August 26, 2019
Walking down Philadelphia’s streets — especially in the summertime when restaurants' outdoor seating is set up — can be tricky to navigate for pedestrians. But for those living with disabilities, it’s particularly difficult to travel on city sidewalks safely.
A class-action lawsuit filed against the city alleges Philadelphia "discriminates against residents and visitors with disabilities that affect their mobility by failing to make its sidewalks and pedestrian routes accessible to people who use wheelchairs or are blind."
The lawsuit was filed on Monday in the U.S. District Court for the Eastern District of Pennsylvania.
The suit claims Philly's sidewalks are "riddled with barriers" that make travel difficult and often dangerous for people with disabilities – especially those who use wheelchairs, motorized scooters or have visual impairments.
A lack of curb ramps – or insufficient and unsafe ramps – mark another issue for disabled people, the suit claims. It also identifies several other safety issues: Sloping and crumbling sidewalks and crosswalks, unsafe alternate routes during construction zones and snow piles that block sidewalk access.
Objects blocking the pedestrian paths, including parked cars, sandwich boards and outdoor furniture, are another problem, the suit claims.
The lawsuit calls on the city to ensure that all individuals with mobility disabilities can travel safely throughout the city by making all sidewalks fully accessible. It also seeks an evaluation of the city's entire sidewalk system and a schedule for remediating any travel barriers.
This is not the first time the city has faced legal action for inaccessible sidewalks for pedestrians.
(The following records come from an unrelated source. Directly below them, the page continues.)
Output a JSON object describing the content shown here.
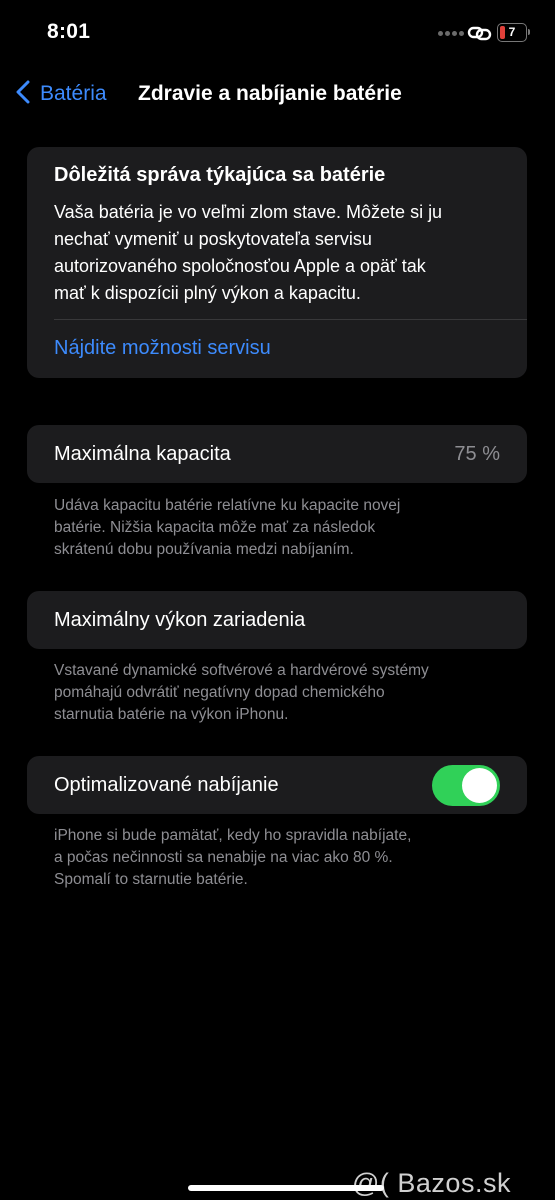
{
  "status_bar": {
    "time": "8:01",
    "battery_level": "7",
    "battery_color": "#e0403a",
    "icons": [
      "signal-dots-icon",
      "link-icon",
      "battery-icon"
    ]
  },
  "nav": {
    "back_label": "Batéria",
    "title": "Zdravie a nabíjanie batérie"
  },
  "alert": {
    "title": "Dôležitá správa týkajúca sa batérie",
    "lines": [
      "Vaša batéria je vo veľmi zlom stave. Môžete si ju",
      "nechať vymeniť u poskytovateľa servisu",
      "autorizovaného spoločnosťou Apple a opäť tak",
      "mať k dispozícii plný výkon a kapacitu."
    ],
    "link": "Nájdite možnosti servisu"
  },
  "max_capacity": {
    "label": "Maximálna kapacita",
    "value": "75 %",
    "footnote_lines": [
      "Udáva kapacitu batérie relatívne ku kapacite novej",
      "batérie. Nižšia kapacita môže mať za následok",
      "skrátenú dobu používania medzi nabíjaním."
    ]
  },
  "peak_performance": {
    "label": "Maximálny výkon zariadenia",
    "footnote_lines": [
      "Vstavané dynamické softvérové a hardvérové systémy",
      "pomáhajú odvrátiť negatívny dopad chemického",
      "starnutia batérie na výkon iPhonu."
    ]
  },
  "optimized_charging": {
    "label": "Optimalizované nabíjanie",
    "enabled": true,
    "toggle_color": "#30d158",
    "footnote_lines": [
      "iPhone si bude pamätať, kedy ho spravidla nabíjate,",
      "a počas nečinnosti sa nenabije na viac ako 80 %.",
      "Spomalí to starnutie batérie."
    ]
  },
  "colors": {
    "background": "#000000",
    "card": "#1c1c1e",
    "accent": "#3d8bfd",
    "secondary_text": "#8e8e93"
  },
  "watermark": "@( Bazos.sk"
}
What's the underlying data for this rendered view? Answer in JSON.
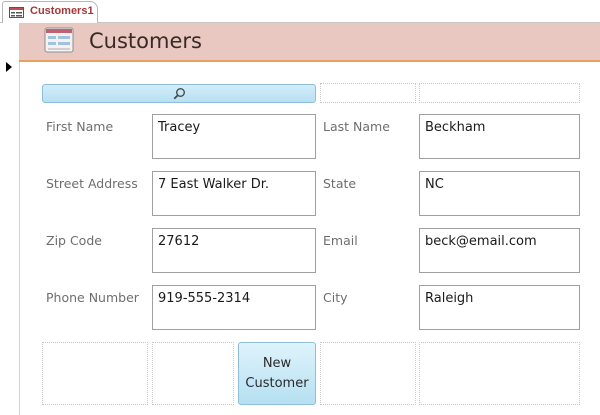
{
  "tab": {
    "label": "Customers1",
    "icon": "form-icon"
  },
  "header": {
    "title": "Customers",
    "icon": "form-icon"
  },
  "search": {
    "icon": "search-icon"
  },
  "fields": {
    "first_name": {
      "label": "First Name",
      "value": "Tracey"
    },
    "last_name": {
      "label": "Last Name",
      "value": "Beckham"
    },
    "street_address": {
      "label": "Street Address",
      "value": "7 East Walker Dr."
    },
    "state": {
      "label": "State",
      "value": "NC"
    },
    "zip_code": {
      "label": "Zip Code",
      "value": "27612"
    },
    "email": {
      "label": "Email",
      "value": "beck@email.com"
    },
    "phone_number": {
      "label": "Phone Number",
      "value": "919-555-2314"
    },
    "city": {
      "label": "City",
      "value": "Raleigh"
    }
  },
  "buttons": {
    "new_customer_line1": "New",
    "new_customer_line2": "Customer"
  },
  "colors": {
    "header_band": "#e8c8c0",
    "header_underline": "#e8a05a",
    "tab_text": "#a4373a",
    "button_fill": "#b5e0f2"
  }
}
A 1993 case, Kinney vs. Yerusalim, found the city liable for its lack of accessible sidewalks.
Attorney David Ferleger filed the current lawsuit on behalf of four Philadelphia residents with mobility disabilities and three nonprofit advocacy groups.
Liam Dougherty, a West Philadelphia resident and one of the plaintiffs, said his wheelchair has tipped over multiple times because of the city's sidewalk conditions.
"As a lifelong resident of Philadelphia, I find it particularly upsetting to see how Philadelphia disregards the needs of people with mobility disabilities like me," Dougherty said in a statement. "Philadelphia’s failure to create and maintain accessible paths of travel has made it difficult and, at times, impossible for me to go to work, school and church, and has prevented me from being able to fully experience life in Philadelphia with my family.”
Representatives from Mayor Jim Kenney's office explain that "the City has not been served with the complaint. Upon receipt, it will review and assess the allegations and the City’s defenses."